The death toll from the garment factory collapse in Dhaka, Bangladesh 1000.
Reports say that recovery teams are continuing to find bodies in the wreckage of the Rana Plaza building following the worst industrial accident in the country's history.
More than 2500 people were injured in the collapse on April 24.
The recovery operation is expected to finish on Friday. The rubble will then be shifted by bulldozers.
On Friday morning, officials said a total of 1,021 bodies had been recovered from the debris of the fallen factory building in Savar.
Almost 650 have so far been identified and handed over to families.
Scores of other bodies were badly damaged and decomposed prompting authorities to use DNA technology to identify victims.
Brigadier-General Siddiqul Alam, who is overseeing the recovery operation, told the BBC: "We have found a huge number of bodies in the stairwell and under the staircases.
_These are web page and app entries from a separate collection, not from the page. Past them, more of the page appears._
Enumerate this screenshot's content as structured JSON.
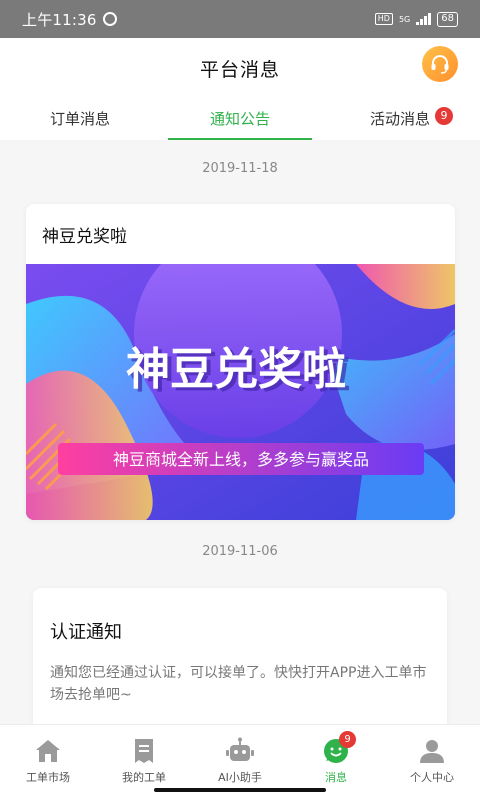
{
  "status_bar": {
    "time": "上午11:36",
    "hd": "HD",
    "network": "5G",
    "battery": "68"
  },
  "header": {
    "title": "平台消息"
  },
  "tabs": [
    {
      "label": "订单消息",
      "active": false
    },
    {
      "label": "通知公告",
      "active": true
    },
    {
      "label": "活动消息",
      "active": false,
      "badge": "9"
    }
  ],
  "notices": [
    {
      "date": "2019-11-18",
      "title": "神豆兑奖啦",
      "banner": {
        "headline": "神豆兑奖啦",
        "subline": "神豆商城全新上线，多多参与赢奖品"
      }
    },
    {
      "date": "2019-11-06",
      "title": "认证通知",
      "body": "通知您已经通过认证，可以接单了。快快打开APP进入工单市场去抢单吧~"
    }
  ],
  "bottom_nav": [
    {
      "label": "工单市场",
      "icon": "home-icon"
    },
    {
      "label": "我的工单",
      "icon": "receipt-icon"
    },
    {
      "label": "AI小助手",
      "icon": "robot-icon"
    },
    {
      "label": "消息",
      "icon": "chat-smile-icon",
      "active": true,
      "badge": "9"
    },
    {
      "label": "个人中心",
      "icon": "person-icon"
    }
  ],
  "colors": {
    "accent": "#2fb24a",
    "badge": "#e53935",
    "support_gradient_start": "#ffc24a",
    "support_gradient_end": "#ff8f2b"
  }
}
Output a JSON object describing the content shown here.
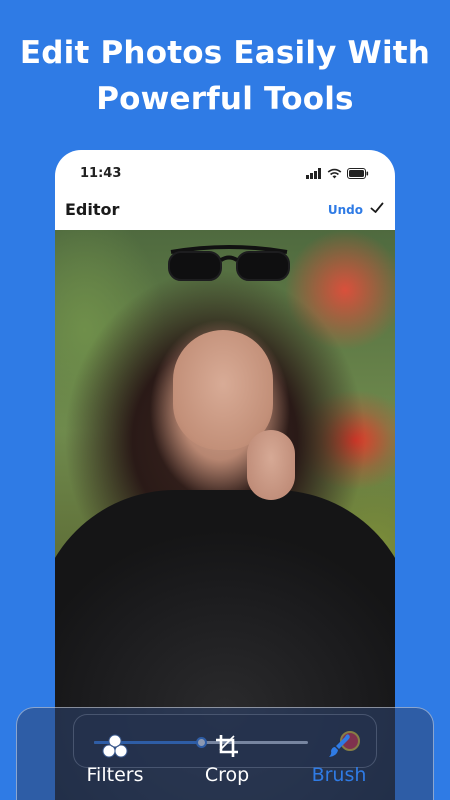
{
  "headline": {
    "line1": "Edit Photos Easily With",
    "line2": "Powerful Tools"
  },
  "status_bar": {
    "time": "11:43",
    "icons": [
      "signal-icon",
      "wifi-icon",
      "battery-icon"
    ]
  },
  "editor": {
    "title": "Editor",
    "undo_label": "Undo",
    "confirm_icon": "check-icon"
  },
  "brush_controls": {
    "size_level": 0.5,
    "color": "#e31b23"
  },
  "toolbar": {
    "items": [
      {
        "label": "Filters",
        "icon": "filters-icon",
        "active": false
      },
      {
        "label": "Crop",
        "icon": "crop-icon",
        "active": false
      },
      {
        "label": "Brush",
        "icon": "brush-icon",
        "active": true
      }
    ]
  },
  "colors": {
    "background": "#2f7be5",
    "accent": "#2f7be5",
    "active_tool": "#2f7be5"
  }
}
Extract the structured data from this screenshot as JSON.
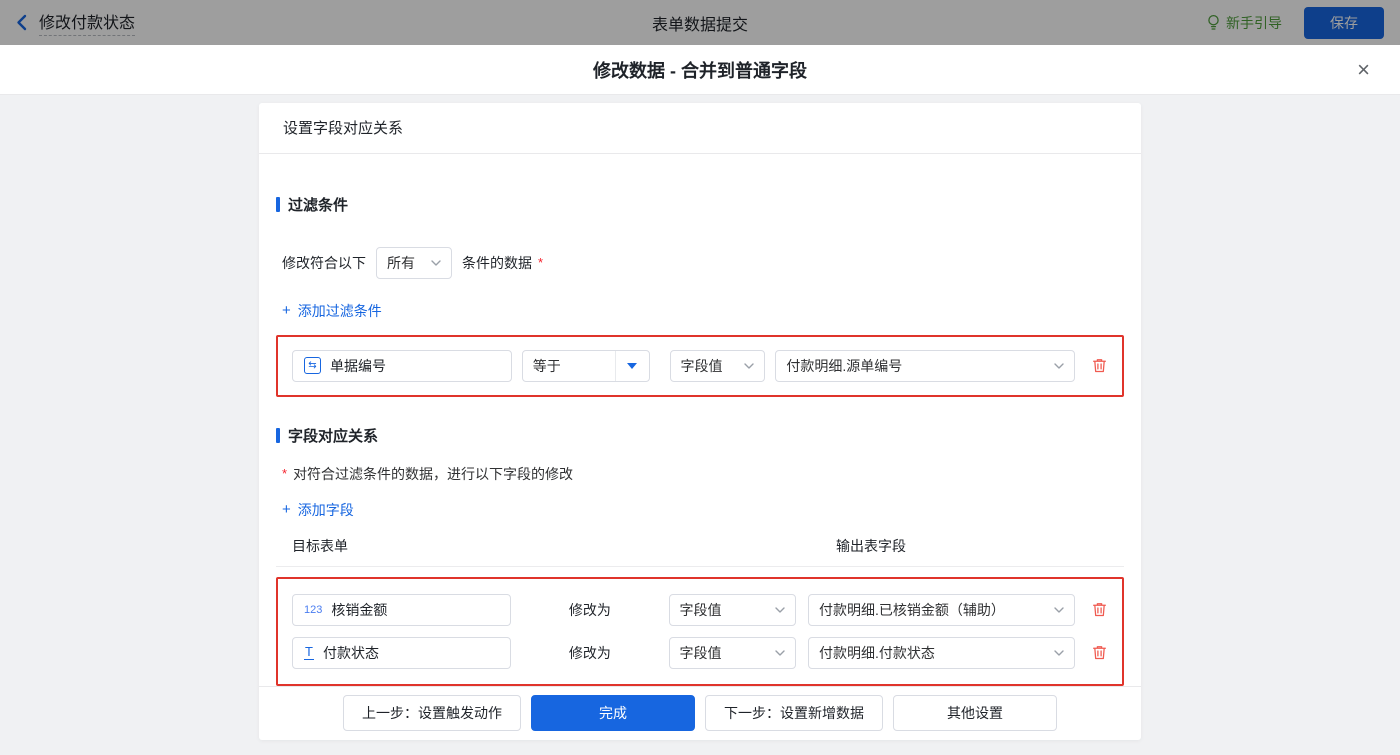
{
  "topbar": {
    "back_label": "修改付款状态",
    "center_title": "表单数据提交",
    "guide_label": "新手引导",
    "save_label": "保存"
  },
  "modal": {
    "title": "修改数据 - 合并到普通字段",
    "close_glyph": "×"
  },
  "card": {
    "header": "设置字段对应关系",
    "filter_section": {
      "title": "过滤条件",
      "prefix": "修改符合以下",
      "match_select_value": "所有",
      "suffix": "条件的数据",
      "required_mark": "*",
      "add_plus": "+",
      "add_label": "添加过滤条件",
      "condition": {
        "field": "单据编号",
        "field_icon_glyph": "⇆",
        "operator": "等于",
        "value_type": "字段值",
        "value": "付款明细.源单编号"
      }
    },
    "mapping_section": {
      "title": "字段对应关系",
      "hint_mark": "*",
      "hint": "对符合过滤条件的数据，进行以下字段的修改",
      "add_plus": "+",
      "add_label": "添加字段",
      "col_target": "目标表单",
      "col_output": "输出表字段",
      "modify_label": "修改为",
      "rows": [
        {
          "field": "核销金额",
          "icon_glyph": "123",
          "value_type": "字段值",
          "value": "付款明细.已核销金额（辅助）"
        },
        {
          "field": "付款状态",
          "icon_glyph": "T",
          "value_type": "字段值",
          "value": "付款明细.付款状态"
        }
      ]
    },
    "footer": {
      "prev_label": "上一步：设置触发动作",
      "done_label": "完成",
      "next_label": "下一步：设置新增数据",
      "other_label": "其他设置"
    }
  },
  "colors": {
    "accent_blue": "#1766e0",
    "alert_red_border": "#e0342b",
    "trash_red": "#f05a50",
    "guide_green": "#4f9e3c",
    "required_red": "#f5222d"
  }
}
When the building started to collapse, workers thought they would be safe under the staircases."
"Each time we moved a slab of concrete, we found a stack of bodies."
Bodies are being taken to a nearby school building where relatives of those still missing are waiting.
Reports say the silence is frequently broken by wailing as victims are identified by their families.
A number of people have been arrested and charged with causing deaths by negligence.
Protesters have taken to the streets calling for the death penalty for the Rana Plaza's owner, Mohammad Sohel Rana.
Just a day before the collapse, the building was briefly evacuated when cracks appeared in the walls.
However, workers were later allowed back in or told to return by the factory owners.
The government has launched an inquiry. Preliminary findings suggest vibrations from four giant generators on the compound's upper floors triggered the collapse.
The Bangladeshi Nobel Peace Prize winner, Muhammad Yunus, wrote in an article published by local newspapers on Thursday that the disaster was "a symbol of our failure as a nation".BLOG COMMENTS POWERED BY DISQUS